Children with cerebral palsy

1. Numbers. The numbers do not change: approximately 1 in 500 live births will result in a child with cerebral palsy. I reviewed many census-based statistics and most areas in the US do not have ‘enough’ children with cerebral palsy to keep up and run an 'only CE' focused institute! I may be attacked for this, saying by those who say 'Even if we help five kids, we make a huge difference”. That is correct. I agree. Right now, in this letter, though, I am focusing on a business model that would more successful help deliver CE to those who might benefit.

2. Advocacy. There are not many effective agencies in the United States advocating for children with cerebral pal. In my opinion, UCP – the United Cerebral Palsy organization – has lost its focus and is helping everyone, left and right. Helping is nice but our kids are not represented and their issues are not pushed hard enough in any platform. Of course, this includes advocating and backing effective, cerebral-palsy-focused treatments (including Conductive Education).

3. Conductive Education and conductors in the US. Unfortunately, Aquinas did not graduate enough American conductors to make a really good wave in this country for Conductive Education. We Hungarians (and others, of different nationalities) keep pushing CE on our own small scale but we keep hitting the problem areas that I have already briefly mentioned

The Center for Developmental Differences

At CDD we are building a team that is responsive to changes in demands and acceptive of new ideas, – and of course open to Conductive Education I believe that families who bring their children with cerebral palsy to our center to receive speech therapy from an American, board-certified, state-licensed speech/language pathologist will look much easier upon and accept our Conductive Education program hosted in the same building and supported (idea-wise) by the other therapists (to clarify: our Conductive Education program is delivered by a Conductive Education teacher only)

Time will tell if my vision and my way of thinking will yield good results.

Center for Developmental Differences
4000 Virginia Beach Blvd
Suite 136
Virginia Beach, VA 23452
ph. 757486.0585
fax 757486.0586

US CE: two empirical enquiries

Judit's view of the CE scene in the United States is in part founded upon two empirical enquiries, reported in 2003 and 2007. For more on the first of these, see a recent posting on Conductive World:

Judit presented the results of a follow-up study at the last World CE Congress, in Sweden in 2007. She would be happy to share these. Contact her direct via CDD.

It is such a pity that the content of so many of these World Congresses has blown away like chaff in the wind the moment that they are over, perhaps reflecting something of an attitude towards knowledge that is still too prevalent within Conductive Education.

1 comment:

  1. Judit -- I would like to congratulate you on your new project, The Centre for Developmental Differences.

    I would also like to thank you for having the courage to say what so many of us trying to find ways to make CE as we learned it work -- sometimes despite our best efforts, our blood, sweat, and tears, and the passion of conductors and participants it just doesn't work. Sometimes it does work and like you, I continue raising my hat in salute to the conductors and families that have found a way to succeed. Often, in my experience anyway and I know I am not alone, though the practice might be sound, the participants learning, demand for groups and conductors exist, many CE centres are simply not sustainable or have to compromise too much or rely one one person battling on.

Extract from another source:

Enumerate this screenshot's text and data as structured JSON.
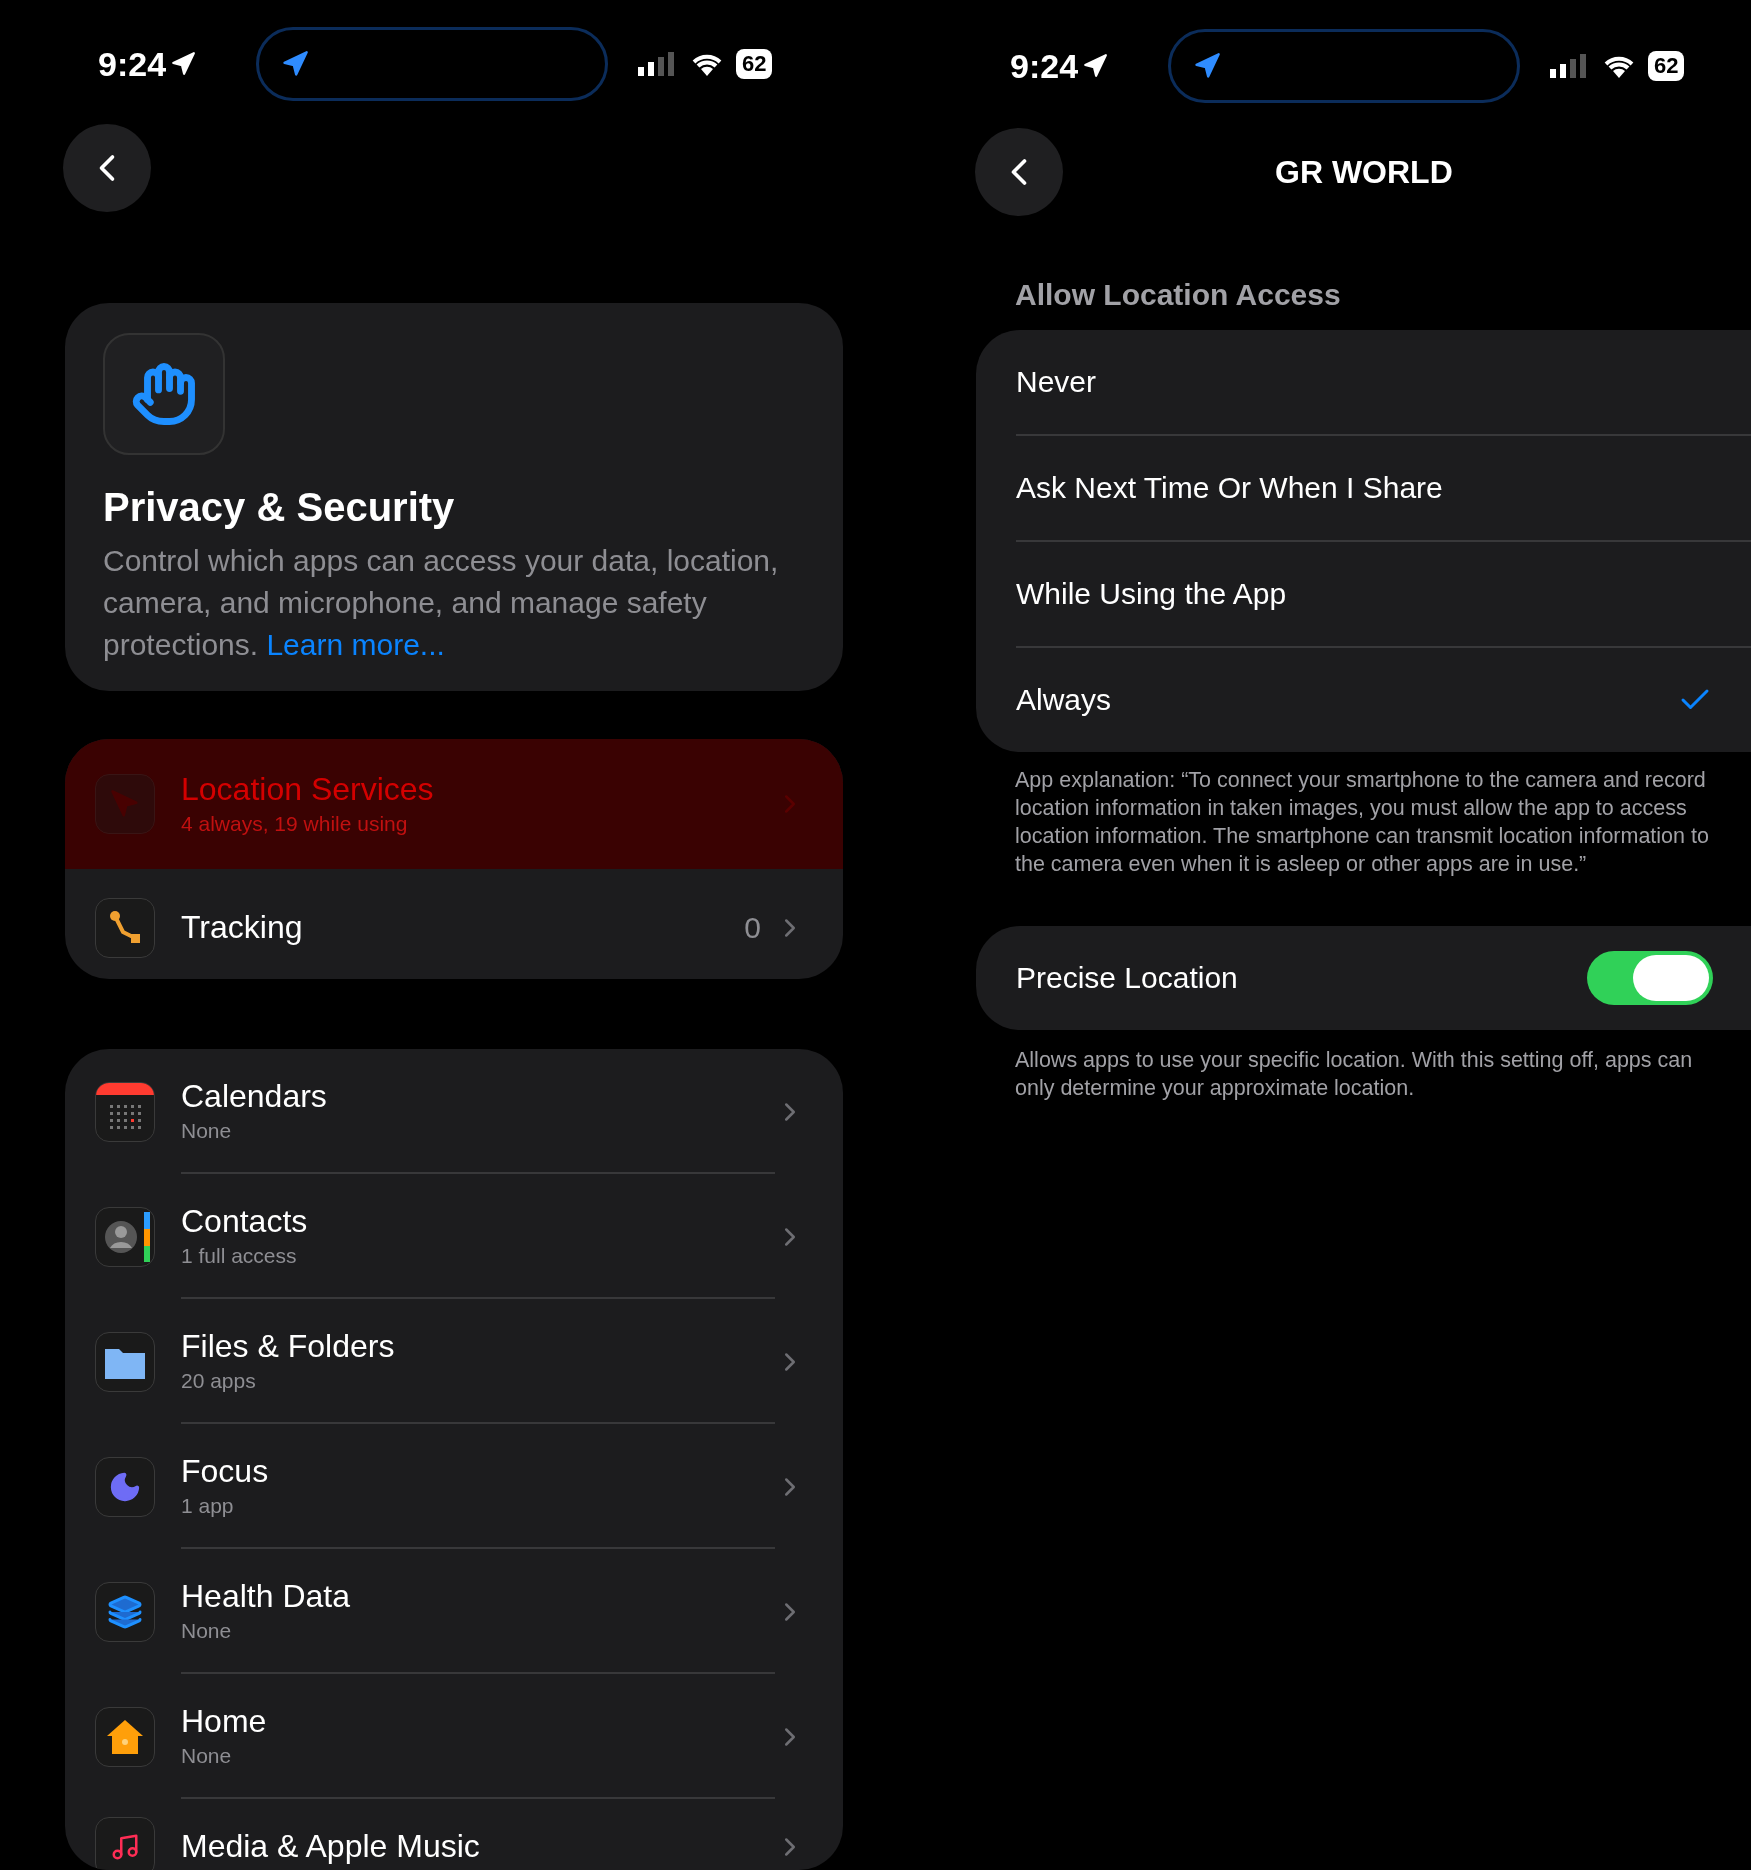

    The Center for Developmental Differences -- and even more to the point your vision for this center -- sounds incredibly well thought out and I love the positive way you have found to offer CE amongst an array of services that will offer choice to the children and families involved.

    Again -- thank you for telling us about it and for your continued brave forays into unmarked CE territory.

    Lisa Gombinsky
    Senior Conductive Educator and Personal Trainer
    Sydney, Australia